PROBLEM TO SOLVE
Which of the lines below include the word "JSON"? Pull each one out.

== EXERCISE INPUTS ==

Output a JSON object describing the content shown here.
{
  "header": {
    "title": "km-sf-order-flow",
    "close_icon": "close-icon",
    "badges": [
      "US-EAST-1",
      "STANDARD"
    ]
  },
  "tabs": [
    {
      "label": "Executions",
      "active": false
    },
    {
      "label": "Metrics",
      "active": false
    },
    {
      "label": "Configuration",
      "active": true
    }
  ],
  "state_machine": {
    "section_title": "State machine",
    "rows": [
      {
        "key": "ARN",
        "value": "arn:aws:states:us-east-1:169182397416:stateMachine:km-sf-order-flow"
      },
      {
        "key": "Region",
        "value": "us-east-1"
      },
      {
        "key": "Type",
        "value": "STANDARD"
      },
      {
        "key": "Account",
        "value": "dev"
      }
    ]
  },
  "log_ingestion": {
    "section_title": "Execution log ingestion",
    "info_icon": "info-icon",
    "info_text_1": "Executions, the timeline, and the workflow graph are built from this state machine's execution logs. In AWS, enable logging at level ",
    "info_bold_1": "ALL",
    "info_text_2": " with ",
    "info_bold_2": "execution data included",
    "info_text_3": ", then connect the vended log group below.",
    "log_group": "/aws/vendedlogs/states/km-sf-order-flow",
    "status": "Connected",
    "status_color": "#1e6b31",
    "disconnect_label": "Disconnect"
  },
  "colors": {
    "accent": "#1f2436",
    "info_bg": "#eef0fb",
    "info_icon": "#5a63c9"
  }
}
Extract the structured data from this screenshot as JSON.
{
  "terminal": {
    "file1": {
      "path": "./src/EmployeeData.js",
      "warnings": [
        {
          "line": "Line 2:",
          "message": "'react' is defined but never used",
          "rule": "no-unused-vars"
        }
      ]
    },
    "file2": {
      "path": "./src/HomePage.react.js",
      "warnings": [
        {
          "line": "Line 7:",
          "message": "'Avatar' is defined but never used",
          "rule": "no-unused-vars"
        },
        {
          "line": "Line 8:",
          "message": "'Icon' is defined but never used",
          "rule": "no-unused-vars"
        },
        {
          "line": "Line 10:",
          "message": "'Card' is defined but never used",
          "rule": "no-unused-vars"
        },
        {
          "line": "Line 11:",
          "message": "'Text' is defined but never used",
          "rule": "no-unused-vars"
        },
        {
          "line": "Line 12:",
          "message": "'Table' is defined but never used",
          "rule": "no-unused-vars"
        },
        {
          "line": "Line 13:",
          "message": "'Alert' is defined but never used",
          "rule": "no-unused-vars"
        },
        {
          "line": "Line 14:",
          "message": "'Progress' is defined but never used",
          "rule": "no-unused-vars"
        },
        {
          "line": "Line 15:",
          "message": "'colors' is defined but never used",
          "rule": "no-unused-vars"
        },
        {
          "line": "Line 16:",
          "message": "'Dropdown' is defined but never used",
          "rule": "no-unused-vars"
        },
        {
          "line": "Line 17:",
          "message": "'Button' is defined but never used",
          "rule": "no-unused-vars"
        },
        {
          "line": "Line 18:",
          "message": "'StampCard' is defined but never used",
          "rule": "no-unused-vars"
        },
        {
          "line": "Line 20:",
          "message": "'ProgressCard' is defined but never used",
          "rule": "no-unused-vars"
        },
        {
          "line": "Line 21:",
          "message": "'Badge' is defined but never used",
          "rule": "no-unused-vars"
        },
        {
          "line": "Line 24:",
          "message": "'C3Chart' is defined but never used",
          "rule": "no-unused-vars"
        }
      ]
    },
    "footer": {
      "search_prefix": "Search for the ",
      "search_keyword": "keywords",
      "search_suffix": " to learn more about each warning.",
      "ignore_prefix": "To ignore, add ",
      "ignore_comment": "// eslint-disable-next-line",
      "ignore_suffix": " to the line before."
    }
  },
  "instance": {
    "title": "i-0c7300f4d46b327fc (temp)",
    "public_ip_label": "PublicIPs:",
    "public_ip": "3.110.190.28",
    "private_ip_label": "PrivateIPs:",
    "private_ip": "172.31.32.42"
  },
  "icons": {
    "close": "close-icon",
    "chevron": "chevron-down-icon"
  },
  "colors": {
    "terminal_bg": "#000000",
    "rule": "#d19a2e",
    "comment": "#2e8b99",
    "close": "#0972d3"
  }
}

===

RESPONSE TO THE EXERCISE
Output a JSON object describing the content shown here.
Extract the structured data from this screenshot as JSON.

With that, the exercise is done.